However, the public rarely — if ever — is 50/50 on any given line because one team is typically perceived as the favorite and the other as the underdog before kickoff, oddsmakers need to call an audible.

Shifting The Odds In Their Favor

Let’s use the previously mentioned Super Bowl LIII for our example, where the oddsmakers opened the Rams as a 1-point favorite against the Patriots.

After the line came out, oddsmakers were forced to push the spread to the Patriots favor since most of the public money coming in was on Brady and Belichick, who was attempting to win a sixth Super Bowl title since the turn of the century.

If they hadn’t changed the opening point spread, then more and more money would likely have continued to come in on the Patriots. Again, USA sportsbooks don’t want a lopsided amount of action since it means they will lose money if the public is right.

Oddsmakers Can Be Wrong

On January 24, just four days after the opening point spread was posted, Las Vegas sportsbooks reported to Business Insider that 80% of all the bets they had accepted were on the Patriots, who were attempting to win a sixth Super Bowl title for Belichick and Brady.

We can see that when 80% of the public bet money on the Patriots, it caused a swing of 3.5 or 4 points depending on the sportsbook since the opening underdogs entered the game as a near consensus 2.5-point favorite.

From an oddsmakers’ perceptive, having 80% of the public money on the Patriots wasn’t such a bad thing since their computer algorithms predicted that the Rams were going to win by 1 or more points on a neutral field.

Everyone Is Right In Hindsight

To be fair to the oddsmakers, the Rams had a much more impressive resume coming into Super Bowl Sunday when looking at only the 2018 season. The team finished with a 13-3 overall record in the regular season and had just beaten the Saints, who were the Super Bowl favorites among the four teams playing in the conference championship round, on the road in the Superdome.

The Patriots on the other hand seemed to limp into the playoffs after having a bit of an up and down season, one where people coincidently forget that they got thrashed by non-playoff teams like the Lions and the Titans, but ultimately finished with an 11-5 overall record.

After beating MVP Patrick Mahomes and the Chiefs in Arrowhead, oddsmakers were obviously a bit wary since by making the Rams a 1-point favorite, they were betting against Belichick and Brady, the greatest head coach and quarterback ever that had won five Super Bowls and was making their 9th appearance in the big game — both are records.

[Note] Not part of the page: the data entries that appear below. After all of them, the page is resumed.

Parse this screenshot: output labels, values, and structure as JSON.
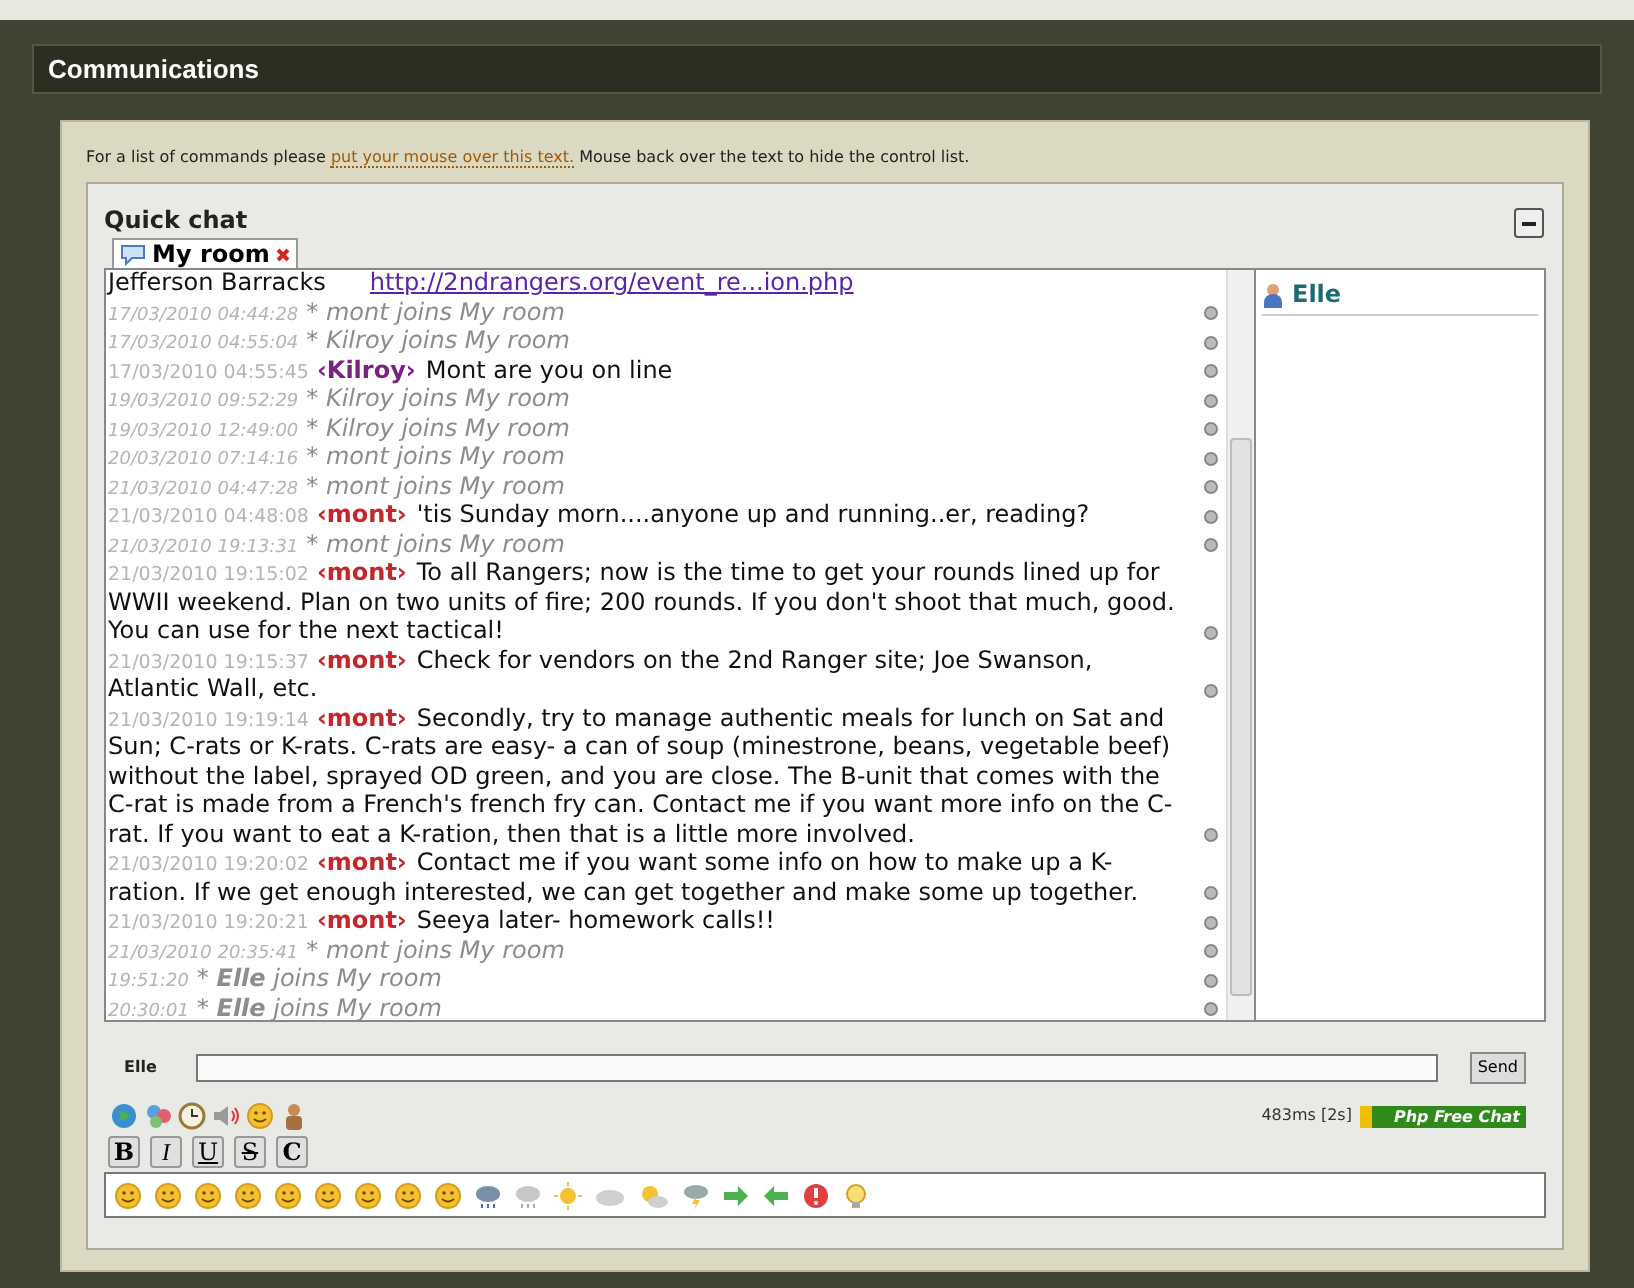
{
  "header": {
    "title": "Communications"
  },
  "help": {
    "before": "For a list of commands please",
    "link": "put your mouse over this text.",
    "after": "Mouse back over the text to hide the control list."
  },
  "chat": {
    "title": "Quick chat",
    "tabs": [
      {
        "label": "My room",
        "selected": true
      }
    ],
    "messages": [
      {
        "kind": "fragment",
        "text": "Jefferson Barracks",
        "link": "http://2ndrangers.org/event_re...ion.php"
      },
      {
        "kind": "join",
        "time": "17/03/2010 04:44:28",
        "text": "* mont joins My room"
      },
      {
        "kind": "join",
        "time": "17/03/2010 04:55:04",
        "text": "* Kilroy joins My room"
      },
      {
        "kind": "msg",
        "time": "17/03/2010 04:55:45",
        "nick": "‹Kilroy›",
        "color": "#7a2282",
        "text": "Mont are you on line"
      },
      {
        "kind": "join",
        "time": "19/03/2010 09:52:29",
        "text": "* Kilroy joins My room"
      },
      {
        "kind": "join",
        "time": "19/03/2010 12:49:00",
        "text": "* Kilroy joins My room"
      },
      {
        "kind": "join",
        "time": "20/03/2010 07:14:16",
        "text": "* mont joins My room"
      },
      {
        "kind": "join",
        "time": "21/03/2010 04:47:28",
        "text": "* mont joins My room"
      },
      {
        "kind": "msg",
        "time": "21/03/2010 04:48:08",
        "nick": "‹mont›",
        "color": "#c4262c",
        "text": "'tis Sunday morn....anyone up and running..er, reading?"
      },
      {
        "kind": "join",
        "time": "21/03/2010 19:13:31",
        "text": "* mont joins My room"
      },
      {
        "kind": "msg",
        "time": "21/03/2010 19:15:02",
        "nick": "‹mont›",
        "color": "#c4262c",
        "text": "To all Rangers; now is the time to get your rounds lined up for WWII weekend. Plan on two units of fire; 200 rounds. If you don't shoot that much, good. You can use for the next tactical!"
      },
      {
        "kind": "msg",
        "time": "21/03/2010 19:15:37",
        "nick": "‹mont›",
        "color": "#c4262c",
        "text": "Check for vendors on the 2nd Ranger site; Joe Swanson, Atlantic Wall, etc."
      },
      {
        "kind": "msg",
        "time": "21/03/2010 19:19:14",
        "nick": "‹mont›",
        "color": "#c4262c",
        "text": "Secondly, try to manage authentic meals for lunch on Sat and Sun; C-rats or K-rats. C-rats are easy- a can of soup (minestrone, beans, vegetable beef) without the label, sprayed OD green, and you are close. The B-unit that comes with the C-rat is made from a French's french fry can. Contact me if you want more info on the C-rat. If you want to eat a K-ration, then that is a little more involved."
      },
      {
        "kind": "msg",
        "time": "21/03/2010 19:20:02",
        "nick": "‹mont›",
        "color": "#c4262c",
        "text": "Contact me if you want some info on how to make up a K-ration. If we get enough interested, we can get together and make some up together."
      },
      {
        "kind": "msg",
        "time": "21/03/2010 19:20:21",
        "nick": "‹mont›",
        "color": "#c4262c",
        "text": "Seeya later- homework calls!!"
      },
      {
        "kind": "join",
        "time": "21/03/2010 20:35:41",
        "text": "* mont joins My room"
      },
      {
        "kind": "join",
        "time": "19:51:20",
        "text": "* **Elle** joins My room"
      },
      {
        "kind": "join",
        "time": "20:30:01",
        "text": "* **Elle** joins My room"
      }
    ],
    "users": [
      {
        "name": "Elle"
      }
    ]
  },
  "input": {
    "nick": "Elle",
    "send": "Send"
  },
  "status": {
    "ping": "483ms [2s]",
    "badge": "Php Free Chat"
  },
  "format_buttons": [
    {
      "kind": "bold",
      "label": "B"
    },
    {
      "kind": "italic",
      "label": "I"
    },
    {
      "kind": "underline",
      "label": "U"
    },
    {
      "kind": "strike",
      "label": "S"
    },
    {
      "kind": "color",
      "label": "C"
    }
  ]
}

But despite the influx of cash on the Pats, the Rams appeared to be an excellent value to the oddsmakers since their 1-point favorite just needed to cover the 2.5-point spread, and then the sportsbooks would win big. If the Patriots won by 3 or more, then the sportsbooks would lose big.

Even A Blind Gut Wins Once In A While

As we all now know, the Patriots defeated the Rams in Super Bowl LIII by a score of 13-3 in the lowest scoring title game since the AFL-NFL merger and covered the 2.5-point spread set by the oddsmakers.

Anywhere from 75% to 80% of the public won their bets on the two-decade-long dynasty from New England, and NFL sportsbooks around the world lost millions of dollars on the point spread even after shifting the odds. Fading the public wouldn’t have worked in this scenario, and the oddsmakers’ algorithms ended up being wrong even though the value was on the Rams.

But if you ask any of them whether they would access value differently with what they know now, and the answer would likely be a resounding “no” since oddsmakers make a living out of beating the public on a regular basis, and one lost battle is hardly the end of the NFL betting war.

That’s the thing about value: it’s how you perceive it. After all, one person’s trash is another person’s treasure. After watching Brady and Belichick win five Super Bowls in eight attempts, the public saw value on the Patriots with the Rams as a 1-point favorite and bet against the algorithm’s perceived value.

In the end, there is not any one factor that can lead to movement with NFL betting lines and odds since anything remotely related to the game of football can affect how the oddsmakers and the public perceive a particular matchup, and in turn, swing the spread one way or the other.